■ Assignment: Your answer should be the entries below, reproduced character for character.

*** Record extracts ***

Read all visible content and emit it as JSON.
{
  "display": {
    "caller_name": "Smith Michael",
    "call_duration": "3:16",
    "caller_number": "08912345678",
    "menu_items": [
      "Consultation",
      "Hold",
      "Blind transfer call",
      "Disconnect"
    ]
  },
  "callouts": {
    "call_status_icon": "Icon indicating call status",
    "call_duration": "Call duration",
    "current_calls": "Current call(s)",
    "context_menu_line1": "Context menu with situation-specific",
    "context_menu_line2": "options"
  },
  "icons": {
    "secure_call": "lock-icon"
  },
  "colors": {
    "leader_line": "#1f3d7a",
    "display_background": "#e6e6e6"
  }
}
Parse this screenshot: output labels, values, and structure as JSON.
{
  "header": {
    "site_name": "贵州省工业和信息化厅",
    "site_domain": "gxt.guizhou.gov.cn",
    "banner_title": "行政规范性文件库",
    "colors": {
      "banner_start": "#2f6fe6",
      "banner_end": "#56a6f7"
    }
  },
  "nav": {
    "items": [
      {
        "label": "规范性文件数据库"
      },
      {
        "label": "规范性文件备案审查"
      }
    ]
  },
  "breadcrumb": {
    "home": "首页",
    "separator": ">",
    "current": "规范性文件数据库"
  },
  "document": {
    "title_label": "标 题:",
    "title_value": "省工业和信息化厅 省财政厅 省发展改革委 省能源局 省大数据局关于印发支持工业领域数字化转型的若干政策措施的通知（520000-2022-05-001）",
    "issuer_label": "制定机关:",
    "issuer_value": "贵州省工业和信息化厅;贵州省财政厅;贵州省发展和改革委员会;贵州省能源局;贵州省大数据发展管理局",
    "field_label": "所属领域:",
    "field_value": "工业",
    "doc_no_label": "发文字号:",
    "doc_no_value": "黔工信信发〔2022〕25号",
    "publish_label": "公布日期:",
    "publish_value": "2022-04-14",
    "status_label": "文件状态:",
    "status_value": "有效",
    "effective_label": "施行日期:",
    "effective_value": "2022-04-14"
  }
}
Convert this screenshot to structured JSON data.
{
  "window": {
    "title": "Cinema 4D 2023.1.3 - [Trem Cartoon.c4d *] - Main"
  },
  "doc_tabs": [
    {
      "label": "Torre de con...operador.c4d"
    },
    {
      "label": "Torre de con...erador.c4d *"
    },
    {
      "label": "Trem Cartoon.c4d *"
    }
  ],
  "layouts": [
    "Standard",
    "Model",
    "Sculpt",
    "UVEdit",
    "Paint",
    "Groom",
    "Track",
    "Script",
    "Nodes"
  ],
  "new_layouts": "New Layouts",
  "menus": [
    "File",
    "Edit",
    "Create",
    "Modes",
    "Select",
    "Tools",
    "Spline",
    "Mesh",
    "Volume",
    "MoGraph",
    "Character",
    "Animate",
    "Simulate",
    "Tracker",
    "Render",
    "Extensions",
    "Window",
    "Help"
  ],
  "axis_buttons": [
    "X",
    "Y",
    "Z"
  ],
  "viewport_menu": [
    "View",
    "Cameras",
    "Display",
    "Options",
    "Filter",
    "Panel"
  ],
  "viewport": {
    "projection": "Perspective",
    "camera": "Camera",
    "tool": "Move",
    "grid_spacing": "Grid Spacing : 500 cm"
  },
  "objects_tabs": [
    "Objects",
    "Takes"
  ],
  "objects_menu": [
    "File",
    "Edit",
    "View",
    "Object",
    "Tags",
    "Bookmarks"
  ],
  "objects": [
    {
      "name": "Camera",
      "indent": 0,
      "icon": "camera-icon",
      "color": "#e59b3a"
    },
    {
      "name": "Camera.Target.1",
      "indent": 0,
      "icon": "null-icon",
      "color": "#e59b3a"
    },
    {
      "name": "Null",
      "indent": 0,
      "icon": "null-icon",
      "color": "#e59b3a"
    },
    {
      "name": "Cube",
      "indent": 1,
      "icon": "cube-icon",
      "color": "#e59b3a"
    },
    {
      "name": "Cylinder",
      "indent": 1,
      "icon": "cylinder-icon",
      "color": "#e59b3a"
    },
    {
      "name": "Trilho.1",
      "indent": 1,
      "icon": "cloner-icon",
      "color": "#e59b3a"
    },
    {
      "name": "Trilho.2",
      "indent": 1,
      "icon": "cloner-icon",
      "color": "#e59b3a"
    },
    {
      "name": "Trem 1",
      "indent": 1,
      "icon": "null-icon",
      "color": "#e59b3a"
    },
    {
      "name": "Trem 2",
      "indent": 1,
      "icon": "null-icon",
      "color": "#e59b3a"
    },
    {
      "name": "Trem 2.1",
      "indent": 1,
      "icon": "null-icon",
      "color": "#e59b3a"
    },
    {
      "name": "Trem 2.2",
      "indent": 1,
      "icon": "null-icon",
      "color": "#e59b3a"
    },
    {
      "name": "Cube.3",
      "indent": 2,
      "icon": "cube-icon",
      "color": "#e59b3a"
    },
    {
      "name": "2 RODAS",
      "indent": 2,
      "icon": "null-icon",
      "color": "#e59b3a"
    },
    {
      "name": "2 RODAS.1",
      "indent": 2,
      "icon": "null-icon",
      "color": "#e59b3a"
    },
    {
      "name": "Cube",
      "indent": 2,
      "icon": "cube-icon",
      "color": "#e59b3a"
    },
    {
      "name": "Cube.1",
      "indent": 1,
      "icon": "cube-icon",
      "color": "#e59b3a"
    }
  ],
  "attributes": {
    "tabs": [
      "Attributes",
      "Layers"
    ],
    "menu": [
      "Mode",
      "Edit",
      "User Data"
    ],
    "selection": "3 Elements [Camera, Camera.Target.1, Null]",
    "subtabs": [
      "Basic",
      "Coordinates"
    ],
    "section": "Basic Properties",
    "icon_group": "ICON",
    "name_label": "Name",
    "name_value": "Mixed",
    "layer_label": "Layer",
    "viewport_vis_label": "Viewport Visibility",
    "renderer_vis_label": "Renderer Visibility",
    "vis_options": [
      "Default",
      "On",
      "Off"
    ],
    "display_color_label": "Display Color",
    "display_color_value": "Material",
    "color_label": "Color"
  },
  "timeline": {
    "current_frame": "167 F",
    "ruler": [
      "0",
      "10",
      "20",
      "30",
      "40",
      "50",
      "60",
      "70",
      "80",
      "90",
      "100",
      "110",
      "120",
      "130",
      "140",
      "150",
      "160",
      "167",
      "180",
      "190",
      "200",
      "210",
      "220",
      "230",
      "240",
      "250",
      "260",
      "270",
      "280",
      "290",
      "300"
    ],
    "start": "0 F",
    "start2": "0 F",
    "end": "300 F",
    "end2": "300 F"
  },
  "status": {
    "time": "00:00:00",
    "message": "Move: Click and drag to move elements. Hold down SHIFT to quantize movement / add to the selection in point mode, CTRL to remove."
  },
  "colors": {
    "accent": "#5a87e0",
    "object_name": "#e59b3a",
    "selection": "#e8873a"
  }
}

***

■ Solution to this task:
Read all visible content and emit it as JSON.
{
  "display": {
    "caller_name": "Smith Michael",
    "call_duration": "3:16",
    "caller_number": "08912345678",
    "menu_items": [
      "Consultation",
      "Hold",
      "Blind transfer call",
      "Disconnect"
    ]
  },
  "callouts": {
    "call_status_icon": "Icon indicating call status",
    "call_duration": "Call duration",
    "current_calls": "Current call(s)",
    "context_menu_line1": "Context menu with situation-specific",
    "context_menu_line2": "options"
  },
  "icons": {
    "secure_call": "lock-icon"
  },
  "colors": {
    "leader_line": "#1f3d7a",
    "display_background": "#e6e6e6"
  }
}
Parse this screenshot: output labels, values, and structure as JSON.
{
  "header": {
    "site_name": "贵州省工业和信息化厅",
    "site_domain": "gxt.guizhou.gov.cn",
    "banner_title": "行政规范性文件库",
    "colors": {
      "banner_start": "#2f6fe6",
      "banner_end": "#56a6f7"
    }
  },
  "nav": {
    "items": [
      {
        "label": "规范性文件数据库"
      },
      {
        "label": "规范性文件备案审查"
      }
    ]
  },
  "breadcrumb": {
    "home": "首页",
    "separator": ">",
    "current": "规范性文件数据库"
  },
  "document": {
    "title_label": "标 题:",
    "title_value": "省工业和信息化厅 省财政厅 省发展改革委 省能源局 省大数据局关于印发支持工业领域数字化转型的若干政策措施的通知（520000-2022-05-001）",
    "issuer_label": "制定机关:",
    "issuer_value": "贵州省工业和信息化厅;贵州省财政厅;贵州省发展和改革委员会;贵州省能源局;贵州省大数据发展管理局",
    "field_label": "所属领域:",
    "field_value": "工业",
    "doc_no_label": "发文字号:",
    "doc_no_value": "黔工信信发〔2022〕25号",
    "publish_label": "公布日期:",
    "publish_value": "2022-04-14",
    "status_label": "文件状态:",
    "status_value": "有效",
    "effective_label": "施行日期:",
    "effective_value": "2022-04-14"
  }
}
Convert this screenshot to structured JSON data.
{
  "window": {
    "title": "Cinema 4D 2023.1.3 - [Trem Cartoon.c4d *] - Main"
  },
  "doc_tabs": [
    {
      "label": "Torre de con...operador.c4d"
    },
    {
      "label": "Torre de con...erador.c4d *"
    },
    {
      "label": "Trem Cartoon.c4d *"
    }
  ],
  "layouts": [
    "Standard",
    "Model",
    "Sculpt",
    "UVEdit",
    "Paint",
    "Groom",
    "Track",
    "Script",
    "Nodes"
  ],
  "new_layouts": "New Layouts",
  "menus": [
    "File",
    "Edit",
    "Create",
    "Modes",
    "Select",
    "Tools",
    "Spline",
    "Mesh",
    "Volume",
    "MoGraph",
    "Character",
    "Animate",
    "Simulate",
    "Tracker",
    "Render",
    "Extensions",
    "Window",
    "Help"
  ],
  "axis_buttons": [
    "X",
    "Y",
    "Z"
  ],
  "viewport_menu": [
    "View",
    "Cameras",
    "Display",
    "Options",
    "Filter",
    "Panel"
  ],
  "viewport": {
    "projection": "Perspective",
    "camera": "Camera",
    "tool": "Move",
    "grid_spacing": "Grid Spacing : 500 cm"
  },
  "objects_tabs": [
    "Objects",
    "Takes"
  ],
  "objects_menu": [
    "File",
    "Edit",
    "View",
    "Object",
    "Tags",
    "Bookmarks"
  ],
  "objects": [
    {
      "name": "Camera",
      "indent": 0,
      "icon": "camera-icon",
      "color": "#e59b3a"
    },
    {
      "name": "Camera.Target.1",
      "indent": 0,
      "icon": "null-icon",
      "color": "#e59b3a"
    },
    {
      "name": "Null",
      "indent": 0,
      "icon": "null-icon",
      "color": "#e59b3a"
    },
    {
      "name": "Cube",
      "indent": 1,
      "icon": "cube-icon",
      "color": "#e59b3a"
    },
    {
      "name": "Cylinder",
      "indent": 1,
      "icon": "cylinder-icon",
      "color": "#e59b3a"
    },
    {
      "name": "Trilho.1",
      "indent": 1,
      "icon": "cloner-icon",
      "color": "#e59b3a"
    },
    {
      "name": "Trilho.2",
      "indent": 1,
      "icon": "cloner-icon",
      "color": "#e59b3a"
    },
    {
      "name": "Trem 1",
      "indent": 1,
      "icon": "null-icon",
      "color": "#e59b3a"
    },
    {
      "name": "Trem 2",
      "indent": 1,
      "icon": "null-icon",
      "color": "#e59b3a"
    },
    {
      "name": "Trem 2.1",
      "indent": 1,
      "icon": "null-icon",
      "color": "#e59b3a"
    },
    {
      "name": "Trem 2.2",
      "indent": 1,
      "icon": "null-icon",
      "color": "#e59b3a"
    },
    {
      "name": "Cube.3",
      "indent": 2,
      "icon": "cube-icon",
      "color": "#e59b3a"
    },
    {
      "name": "2 RODAS",
      "indent": 2,
      "icon": "null-icon",
      "color": "#e59b3a"
    },
    {
      "name": "2 RODAS.1",
      "indent": 2,
      "icon": "null-icon",
      "color": "#e59b3a"
    },
    {
      "name": "Cube",
      "indent": 2,
      "icon": "cube-icon",
      "color": "#e59b3a"
    },
    {
      "name": "Cube.1",
      "indent": 1,
      "icon": "cube-icon",
      "color": "#e59b3a"
    }
  ],
  "attributes": {
    "tabs": [
      "Attributes",
      "Layers"
    ],
    "menu": [
      "Mode",
      "Edit",
      "User Data"
    ],
    "selection": "3 Elements [Camera, Camera.Target.1, Null]",
    "subtabs": [
      "Basic",
      "Coordinates"
    ],
    "section": "Basic Properties",
    "icon_group": "ICON",
    "name_label": "Name",
    "name_value": "Mixed",
    "layer_label": "Layer",
    "viewport_vis_label": "Viewport Visibility",
    "renderer_vis_label": "Renderer Visibility",
    "vis_options": [
      "Default",
      "On",
      "Off"
    ],
    "display_color_label": "Display Color",
    "display_color_value": "Material",
    "color_label": "Color"
  },
  "timeline": {
    "current_frame": "167 F",
    "ruler": [
      "0",
      "10",
      "20",
      "30",
      "40",
      "50",
      "60",
      "70",
      "80",
      "90",
      "100",
      "110",
      "120",
      "130",
      "140",
      "150",
      "160",
      "167",
      "180",
      "190",
      "200",
      "210",
      "220",
      "230",
      "240",
      "250",
      "260",
      "270",
      "280",
      "290",
      "300"
    ],
    "start": "0 F",
    "start2": "0 F",
    "end": "300 F",
    "end2": "300 F"
  },
  "status": {
    "time": "00:00:00",
    "message": "Move: Click and drag to move elements. Hold down SHIFT to quantize movement / add to the selection in point mode, CTRL to remove."
  },
  "colors": {
    "accent": "#5a87e0",
    "object_name": "#e59b3a",
    "selection": "#e8873a"
  }
}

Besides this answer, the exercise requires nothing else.